=== Section Start ===

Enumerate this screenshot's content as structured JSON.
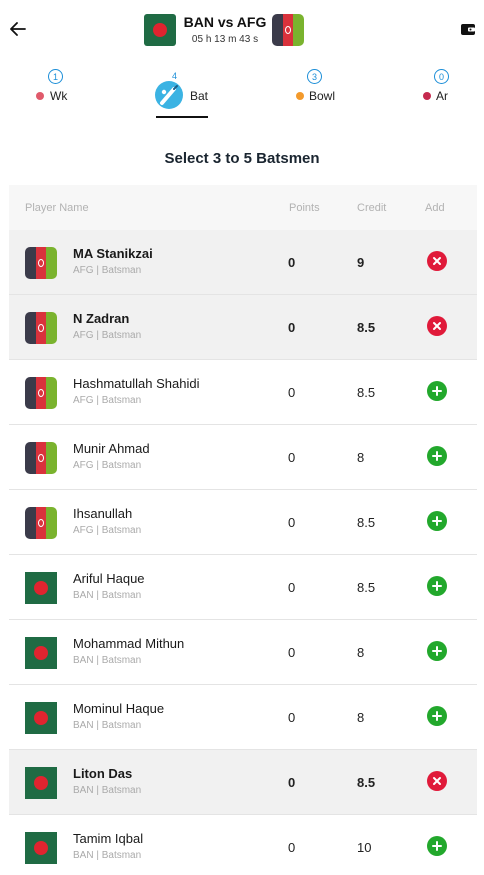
{
  "header": {
    "title": "BAN vs AFG",
    "timer": "05 h 13 m 43 s"
  },
  "tabs": [
    {
      "count": "1",
      "label": "Wk",
      "dot_color": "#e05a6b"
    },
    {
      "count": "4",
      "label": "Bat",
      "active": true
    },
    {
      "count": "3",
      "label": "Bowl",
      "dot_color": "#f39a2c"
    },
    {
      "count": "0",
      "label": "Ar",
      "dot_color": "#c52a4e"
    }
  ],
  "section_title": "Select 3 to 5 Batsmen",
  "table": {
    "headers": {
      "name": "Player Name",
      "points": "Points",
      "credit": "Credit",
      "add": "Add"
    },
    "rows": [
      {
        "name": "MA Stanikzai",
        "meta": "AFG | Batsman",
        "points": "0",
        "credit": "9",
        "team": "AFG",
        "selected": true,
        "action": "remove"
      },
      {
        "name": "N Zadran",
        "meta": "AFG | Batsman",
        "points": "0",
        "credit": "8.5",
        "team": "AFG",
        "selected": true,
        "action": "remove"
      },
      {
        "name": "Hashmatullah Shahidi",
        "meta": "AFG | Batsman",
        "points": "0",
        "credit": "8.5",
        "team": "AFG",
        "selected": false,
        "action": "add"
      },
      {
        "name": "Munir Ahmad",
        "meta": "AFG | Batsman",
        "points": "0",
        "credit": "8",
        "team": "AFG",
        "selected": false,
        "action": "add"
      },
      {
        "name": "Ihsanullah",
        "meta": "AFG | Batsman",
        "points": "0",
        "credit": "8.5",
        "team": "AFG",
        "selected": false,
        "action": "add"
      },
      {
        "name": "Ariful Haque",
        "meta": "BAN | Batsman",
        "points": "0",
        "credit": "8.5",
        "team": "BAN",
        "selected": false,
        "action": "add"
      },
      {
        "name": "Mohammad Mithun",
        "meta": "BAN | Batsman",
        "points": "0",
        "credit": "8",
        "team": "BAN",
        "selected": false,
        "action": "add"
      },
      {
        "name": "Mominul Haque",
        "meta": "BAN | Batsman",
        "points": "0",
        "credit": "8",
        "team": "BAN",
        "selected": false,
        "action": "add"
      },
      {
        "name": "Liton Das",
        "meta": "BAN | Batsman",
        "points": "0",
        "credit": "8.5",
        "team": "BAN",
        "selected": true,
        "action": "remove"
      },
      {
        "name": "Tamim Iqbal",
        "meta": "BAN | Batsman",
        "points": "0",
        "credit": "10",
        "team": "BAN",
        "selected": false,
        "action": "add"
      }
    ]
  },
  "colors": {
    "accent": "#1d8fd8",
    "add_green": "#22a82c",
    "remove_red": "#e01a3a",
    "ban_green": "#1f6b44",
    "ban_red": "#e0242f",
    "afg_dark": "#3b3b4a",
    "afg_red": "#d9323c",
    "afg_green": "#7ab32e"
  },
  "icons": {
    "back": "arrow-left-icon",
    "wallet": "wallet-icon",
    "bat": "cricket-bat-icon",
    "add": "plus-circle-icon",
    "remove": "x-circle-icon"
  }
}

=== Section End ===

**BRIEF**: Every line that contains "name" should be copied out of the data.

**PROBLEM SOLUTION**:
      "name": "Player Name",
        "name": "MA Stanikzai",
        "name": "N Zadran",
        "name": "Hashmatullah Shahidi",
        "name": "Munir Ahmad",
        "name": "Ihsanullah",
        "name": "Ariful Haque",
        "name": "Mohammad Mithun",
        "name": "Mominul Haque",
        "name": "Liton Das",
        "name": "Tamim Iqbal",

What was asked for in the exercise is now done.